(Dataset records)

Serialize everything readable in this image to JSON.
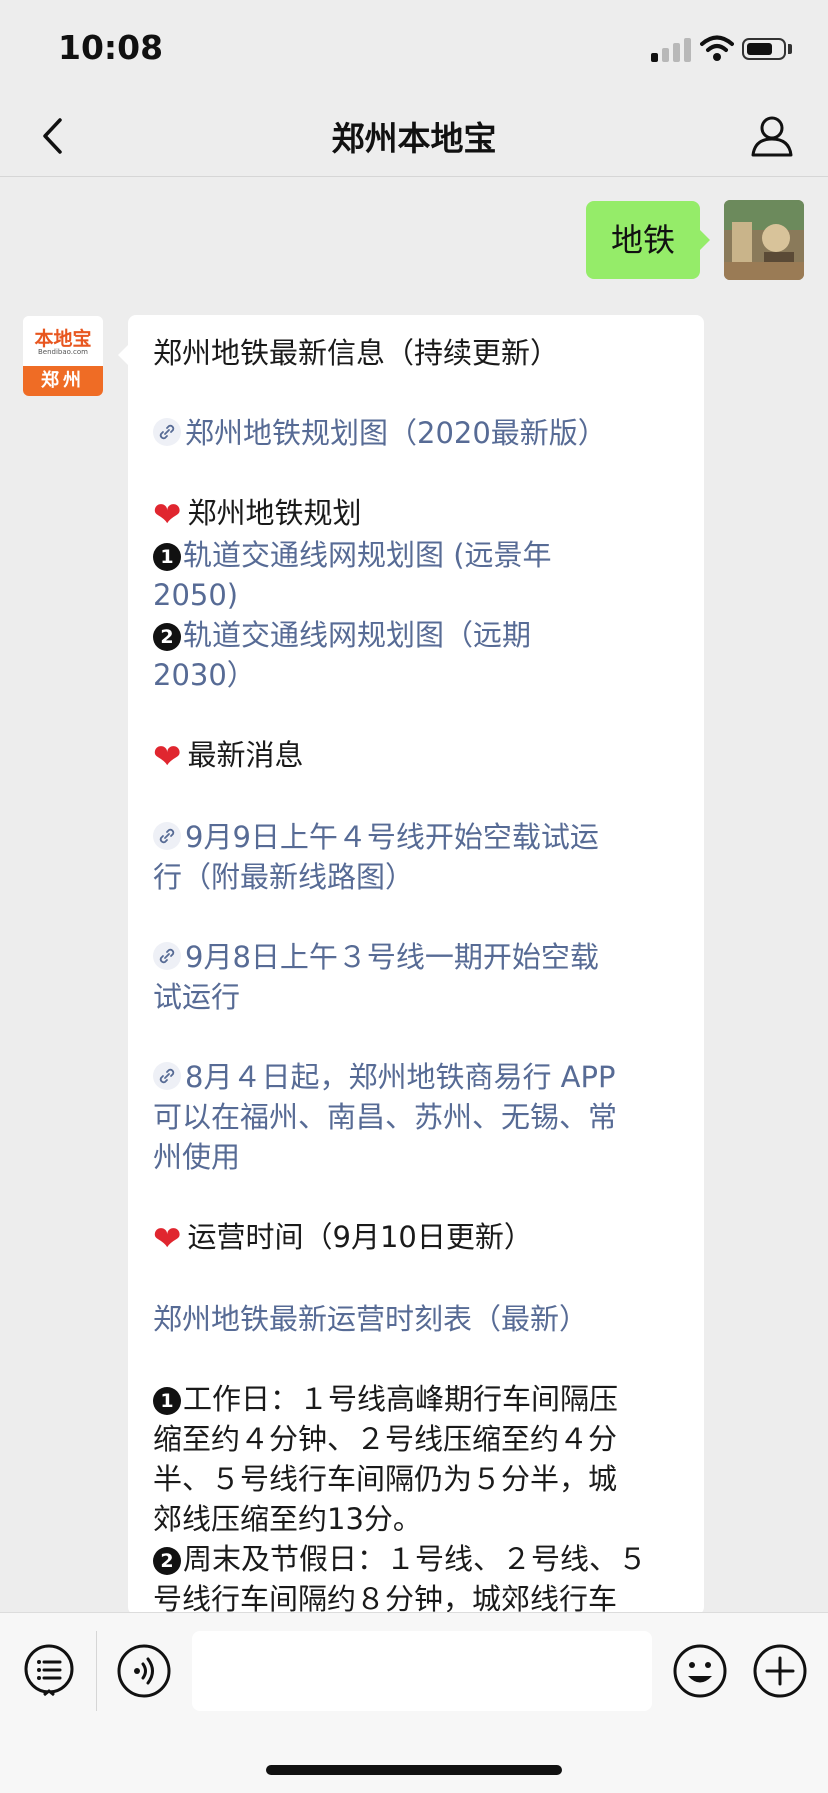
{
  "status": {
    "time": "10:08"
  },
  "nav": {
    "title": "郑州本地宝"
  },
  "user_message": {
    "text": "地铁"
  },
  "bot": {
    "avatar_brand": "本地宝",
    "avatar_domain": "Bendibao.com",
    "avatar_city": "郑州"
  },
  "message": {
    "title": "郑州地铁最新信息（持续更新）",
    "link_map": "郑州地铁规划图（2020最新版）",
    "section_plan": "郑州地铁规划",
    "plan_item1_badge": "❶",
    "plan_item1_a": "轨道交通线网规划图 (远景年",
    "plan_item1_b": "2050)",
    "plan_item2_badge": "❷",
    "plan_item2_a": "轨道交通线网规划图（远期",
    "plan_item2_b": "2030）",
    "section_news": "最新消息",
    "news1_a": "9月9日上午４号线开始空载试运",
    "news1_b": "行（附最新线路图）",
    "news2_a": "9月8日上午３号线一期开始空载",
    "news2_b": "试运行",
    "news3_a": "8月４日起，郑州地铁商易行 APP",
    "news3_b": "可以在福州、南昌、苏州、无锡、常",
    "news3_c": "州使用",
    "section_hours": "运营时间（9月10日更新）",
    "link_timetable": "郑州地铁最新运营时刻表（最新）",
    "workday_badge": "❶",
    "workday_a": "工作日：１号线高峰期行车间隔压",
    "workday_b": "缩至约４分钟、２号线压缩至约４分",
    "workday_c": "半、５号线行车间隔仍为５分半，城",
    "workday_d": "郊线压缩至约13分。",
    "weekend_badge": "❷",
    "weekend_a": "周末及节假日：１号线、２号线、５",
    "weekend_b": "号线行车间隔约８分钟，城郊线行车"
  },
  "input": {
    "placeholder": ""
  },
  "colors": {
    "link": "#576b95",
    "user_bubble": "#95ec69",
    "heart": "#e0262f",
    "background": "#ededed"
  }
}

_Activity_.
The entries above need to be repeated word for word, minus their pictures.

_Output of the exercise_.
Serialize everything readable in this image to JSON.
{
  "status": {
    "time": "10:08"
  },
  "nav": {
    "title": "郑州本地宝"
  },
  "user_message": {
    "text": "地铁"
  },
  "bot": {
    "avatar_brand": "本地宝",
    "avatar_domain": "Bendibao.com",
    "avatar_city": "郑州"
  },
  "message": {
    "title": "郑州地铁最新信息（持续更新）",
    "link_map": "郑州地铁规划图（2020最新版）",
    "section_plan": "郑州地铁规划",
    "plan_item1_badge": "❶",
    "plan_item1_a": "轨道交通线网规划图 (远景年",
    "plan_item1_b": "2050)",
    "plan_item2_badge": "❷",
    "plan_item2_a": "轨道交通线网规划图（远期",
    "plan_item2_b": "2030）",
    "section_news": "最新消息",
    "news1_a": "9月9日上午４号线开始空载试运",
    "news1_b": "行（附最新线路图）",
    "news2_a": "9月8日上午３号线一期开始空载",
    "news2_b": "试运行",
    "news3_a": "8月４日起，郑州地铁商易行 APP",
    "news3_b": "可以在福州、南昌、苏州、无锡、常",
    "news3_c": "州使用",
    "section_hours": "运营时间（9月10日更新）",
    "link_timetable": "郑州地铁最新运营时刻表（最新）",
    "workday_badge": "❶",
    "workday_a": "工作日：１号线高峰期行车间隔压",
    "workday_b": "缩至约４分钟、２号线压缩至约４分",
    "workday_c": "半、５号线行车间隔仍为５分半，城",
    "workday_d": "郊线压缩至约13分。",
    "weekend_badge": "❷",
    "weekend_a": "周末及节假日：１号线、２号线、５",
    "weekend_b": "号线行车间隔约８分钟，城郊线行车"
  },
  "input": {
    "placeholder": ""
  },
  "colors": {
    "link": "#576b95",
    "user_bubble": "#95ec69",
    "heart": "#e0262f",
    "background": "#ededed"
  }
}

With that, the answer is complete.